## The task
Reproduce the entire listing below exactly.

## Provided entries
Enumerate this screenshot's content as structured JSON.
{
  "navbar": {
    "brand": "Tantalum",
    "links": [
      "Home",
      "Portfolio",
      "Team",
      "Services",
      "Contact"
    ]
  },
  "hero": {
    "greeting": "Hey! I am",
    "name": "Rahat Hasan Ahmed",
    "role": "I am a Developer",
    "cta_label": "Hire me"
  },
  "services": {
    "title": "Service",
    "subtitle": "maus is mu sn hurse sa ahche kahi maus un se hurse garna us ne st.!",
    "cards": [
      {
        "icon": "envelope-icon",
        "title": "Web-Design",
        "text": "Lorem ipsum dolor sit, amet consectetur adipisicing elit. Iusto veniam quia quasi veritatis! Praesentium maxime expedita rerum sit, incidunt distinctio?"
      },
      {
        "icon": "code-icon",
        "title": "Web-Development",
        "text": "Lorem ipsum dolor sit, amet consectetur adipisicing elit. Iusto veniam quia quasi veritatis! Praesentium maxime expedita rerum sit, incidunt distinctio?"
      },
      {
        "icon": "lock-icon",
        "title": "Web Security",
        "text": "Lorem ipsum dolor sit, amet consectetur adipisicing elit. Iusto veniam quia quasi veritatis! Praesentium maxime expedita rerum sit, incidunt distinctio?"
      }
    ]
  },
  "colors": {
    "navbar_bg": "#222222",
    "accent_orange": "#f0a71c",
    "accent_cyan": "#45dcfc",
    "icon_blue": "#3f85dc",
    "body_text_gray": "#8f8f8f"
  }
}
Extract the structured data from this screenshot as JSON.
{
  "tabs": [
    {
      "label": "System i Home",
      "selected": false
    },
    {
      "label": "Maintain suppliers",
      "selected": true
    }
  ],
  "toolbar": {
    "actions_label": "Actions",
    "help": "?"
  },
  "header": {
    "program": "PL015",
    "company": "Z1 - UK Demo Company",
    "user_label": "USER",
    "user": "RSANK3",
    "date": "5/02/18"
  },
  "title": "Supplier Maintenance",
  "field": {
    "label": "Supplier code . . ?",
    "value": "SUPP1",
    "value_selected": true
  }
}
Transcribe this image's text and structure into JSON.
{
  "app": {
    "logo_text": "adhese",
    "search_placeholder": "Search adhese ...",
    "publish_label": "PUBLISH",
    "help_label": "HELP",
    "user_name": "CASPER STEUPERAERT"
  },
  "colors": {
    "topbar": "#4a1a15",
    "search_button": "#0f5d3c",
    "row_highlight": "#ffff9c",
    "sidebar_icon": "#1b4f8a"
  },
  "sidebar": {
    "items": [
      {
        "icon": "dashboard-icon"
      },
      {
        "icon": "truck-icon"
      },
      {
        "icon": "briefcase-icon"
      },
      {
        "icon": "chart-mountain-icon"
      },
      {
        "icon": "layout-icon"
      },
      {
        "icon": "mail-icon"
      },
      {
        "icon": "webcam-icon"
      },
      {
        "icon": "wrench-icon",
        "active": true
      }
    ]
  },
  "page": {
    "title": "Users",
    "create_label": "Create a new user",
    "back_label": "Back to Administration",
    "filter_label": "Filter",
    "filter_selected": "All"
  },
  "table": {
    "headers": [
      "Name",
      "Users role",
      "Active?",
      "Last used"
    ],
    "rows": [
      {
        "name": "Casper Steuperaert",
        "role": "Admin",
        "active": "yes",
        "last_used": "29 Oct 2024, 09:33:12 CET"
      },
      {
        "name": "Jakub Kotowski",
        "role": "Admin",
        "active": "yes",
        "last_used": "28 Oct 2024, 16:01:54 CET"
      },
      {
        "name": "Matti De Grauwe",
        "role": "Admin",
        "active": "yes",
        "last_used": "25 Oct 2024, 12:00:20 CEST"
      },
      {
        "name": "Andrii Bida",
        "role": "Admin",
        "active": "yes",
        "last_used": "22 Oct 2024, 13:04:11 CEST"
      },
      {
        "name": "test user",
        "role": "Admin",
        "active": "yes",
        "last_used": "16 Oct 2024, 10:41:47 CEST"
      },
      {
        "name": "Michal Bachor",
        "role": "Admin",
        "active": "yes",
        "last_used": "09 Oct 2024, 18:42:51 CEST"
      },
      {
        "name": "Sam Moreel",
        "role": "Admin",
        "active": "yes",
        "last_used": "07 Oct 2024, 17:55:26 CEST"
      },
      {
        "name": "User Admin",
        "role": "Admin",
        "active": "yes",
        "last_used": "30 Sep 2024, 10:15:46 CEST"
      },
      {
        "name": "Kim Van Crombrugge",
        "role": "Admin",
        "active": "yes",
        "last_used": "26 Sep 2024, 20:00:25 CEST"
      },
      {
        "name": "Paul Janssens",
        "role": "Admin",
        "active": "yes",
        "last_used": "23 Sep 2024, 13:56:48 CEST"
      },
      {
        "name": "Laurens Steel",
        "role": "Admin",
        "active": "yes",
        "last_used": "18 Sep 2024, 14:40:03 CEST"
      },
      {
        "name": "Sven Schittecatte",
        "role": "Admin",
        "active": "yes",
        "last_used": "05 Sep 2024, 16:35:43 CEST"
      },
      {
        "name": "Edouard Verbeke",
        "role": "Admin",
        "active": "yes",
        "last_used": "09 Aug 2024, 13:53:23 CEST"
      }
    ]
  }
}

## Reply
Enumerate this screenshot's content as structured JSON.
{
  "navbar": {
    "brand": "Tantalum",
    "links": [
      "Home",
      "Portfolio",
      "Team",
      "Services",
      "Contact"
    ]
  },
  "hero": {
    "greeting": "Hey! I am",
    "name": "Rahat Hasan Ahmed",
    "role": "I am a Developer",
    "cta_label": "Hire me"
  },
  "services": {
    "title": "Service",
    "subtitle": "maus is mu sn hurse sa ahche kahi maus un se hurse garna us ne st.!",
    "cards": [
      {
        "icon": "envelope-icon",
        "title": "Web-Design",
        "text": "Lorem ipsum dolor sit, amet consectetur adipisicing elit. Iusto veniam quia quasi veritatis! Praesentium maxime expedita rerum sit, incidunt distinctio?"
      },
      {
        "icon": "code-icon",
        "title": "Web-Development",
        "text": "Lorem ipsum dolor sit, amet consectetur adipisicing elit. Iusto veniam quia quasi veritatis! Praesentium maxime expedita rerum sit, incidunt distinctio?"
      },
      {
        "icon": "lock-icon",
        "title": "Web Security",
        "text": "Lorem ipsum dolor sit, amet consectetur adipisicing elit. Iusto veniam quia quasi veritatis! Praesentium maxime expedita rerum sit, incidunt distinctio?"
      }
    ]
  },
  "colors": {
    "navbar_bg": "#222222",
    "accent_orange": "#f0a71c",
    "accent_cyan": "#45dcfc",
    "icon_blue": "#3f85dc",
    "body_text_gray": "#8f8f8f"
  }
}
Extract the structured data from this screenshot as JSON.
{
  "tabs": [
    {
      "label": "System i Home",
      "selected": false
    },
    {
      "label": "Maintain suppliers",
      "selected": true
    }
  ],
  "toolbar": {
    "actions_label": "Actions",
    "help": "?"
  },
  "header": {
    "program": "PL015",
    "company": "Z1 - UK Demo Company",
    "user_label": "USER",
    "user": "RSANK3",
    "date": "5/02/18"
  },
  "title": "Supplier Maintenance",
  "field": {
    "label": "Supplier code . . ?",
    "value": "SUPP1",
    "value_selected": true
  }
}
Transcribe this image's text and structure into JSON.
{
  "app": {
    "logo_text": "adhese",
    "search_placeholder": "Search adhese ...",
    "publish_label": "PUBLISH",
    "help_label": "HELP",
    "user_name": "CASPER STEUPERAERT"
  },
  "colors": {
    "topbar": "#4a1a15",
    "search_button": "#0f5d3c",
    "row_highlight": "#ffff9c",
    "sidebar_icon": "#1b4f8a"
  },
  "sidebar": {
    "items": [
      {
        "icon": "dashboard-icon"
      },
      {
        "icon": "truck-icon"
      },
      {
        "icon": "briefcase-icon"
      },
      {
        "icon": "chart-mountain-icon"
      },
      {
        "icon": "layout-icon"
      },
      {
        "icon": "mail-icon"
      },
      {
        "icon": "webcam-icon"
      },
      {
        "icon": "wrench-icon",
        "active": true
      }
    ]
  },
  "page": {
    "title": "Users",
    "create_label": "Create a new user",
    "back_label": "Back to Administration",
    "filter_label": "Filter",
    "filter_selected": "All"
  },
  "table": {
    "headers": [
      "Name",
      "Users role",
      "Active?",
      "Last used"
    ],
    "rows": [
      {
        "name": "Casper Steuperaert",
        "role": "Admin",
        "active": "yes",
        "last_used": "29 Oct 2024, 09:33:12 CET"
      },
      {
        "name": "Jakub Kotowski",
        "role": "Admin",
        "active": "yes",
        "last_used": "28 Oct 2024, 16:01:54 CET"
      },
      {
        "name": "Matti De Grauwe",
        "role": "Admin",
        "active": "yes",
        "last_used": "25 Oct 2024, 12:00:20 CEST"
      },
      {
        "name": "Andrii Bida",
        "role": "Admin",
        "active": "yes",
        "last_used": "22 Oct 2024, 13:04:11 CEST"
      },
      {
        "name": "test user",
        "role": "Admin",
        "active": "yes",
        "last_used": "16 Oct 2024, 10:41:47 CEST"
      },
      {
        "name": "Michal Bachor",
        "role": "Admin",
        "active": "yes",
        "last_used": "09 Oct 2024, 18:42:51 CEST"
      },
      {
        "name": "Sam Moreel",
        "role": "Admin",
        "active": "yes",
        "last_used": "07 Oct 2024, 17:55:26 CEST"
      },
      {
        "name": "User Admin",
        "role": "Admin",
        "active": "yes",
        "last_used": "30 Sep 2024, 10:15:46 CEST"
      },
      {
        "name": "Kim Van Crombrugge",
        "role": "Admin",
        "active": "yes",
        "last_used": "26 Sep 2024, 20:00:25 CEST"
      },
      {
        "name": "Paul Janssens",
        "role": "Admin",
        "active": "yes",
        "last_used": "23 Sep 2024, 13:56:48 CEST"
      },
      {
        "name": "Laurens Steel",
        "role": "Admin",
        "active": "yes",
        "last_used": "18 Sep 2024, 14:40:03 CEST"
      },
      {
        "name": "Sven Schittecatte",
        "role": "Admin",
        "active": "yes",
        "last_used": "05 Sep 2024, 16:35:43 CEST"
      },
      {
        "name": "Edouard Verbeke",
        "role": "Admin",
        "active": "yes",
        "last_used": "09 Aug 2024, 13:53:23 CEST"
      }
    ]
  }
}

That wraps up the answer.